OCR for page 1
Dual-Use Technologies and Export Administration in the Post-Cold War Era: Documents from a Joint Program of the National Academy of Sciences and the Russian Academy of Sciences of dual-use technologies. These papers are included in this publication; the agenda and participants are included in Appendix 2. The third and final meeting in the program took place in Moscow and St. Petersburg, December 12-20, 1992. It focused on the export control issues surrounding three important technologies with applications in both the civilian and military sectors: advanced materials, optoelectronics, high-speed computing. The NAS delegation included experts in export control as well as the specific technologies discussed. The Russian delegation included key representatives of both the Russian military and scientific communities. In preparation for the meeting, both Academies commissioned case studies in the three technology areas described above.

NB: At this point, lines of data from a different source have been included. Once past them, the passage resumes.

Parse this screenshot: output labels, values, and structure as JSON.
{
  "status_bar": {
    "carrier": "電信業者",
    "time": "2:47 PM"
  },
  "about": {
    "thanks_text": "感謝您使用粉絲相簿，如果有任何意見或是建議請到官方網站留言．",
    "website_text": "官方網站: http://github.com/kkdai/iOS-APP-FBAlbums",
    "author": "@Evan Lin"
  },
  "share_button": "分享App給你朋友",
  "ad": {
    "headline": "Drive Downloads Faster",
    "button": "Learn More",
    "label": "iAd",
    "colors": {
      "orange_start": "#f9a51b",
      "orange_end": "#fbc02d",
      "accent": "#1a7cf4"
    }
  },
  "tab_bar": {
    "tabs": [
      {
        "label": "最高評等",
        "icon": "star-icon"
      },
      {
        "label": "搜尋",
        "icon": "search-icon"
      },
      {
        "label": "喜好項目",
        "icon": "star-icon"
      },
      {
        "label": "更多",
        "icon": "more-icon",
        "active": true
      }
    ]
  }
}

These case studies are included in the text of this publication. In addition, both delegations prepared a joint statement which was released in April 1993 after endorsement by both Academies and is included here. The joint statement makes recommendations to the governments of the respective academies in three broad areas: access to technologies of proliferation concern, national security concerns, and confidence-building measures.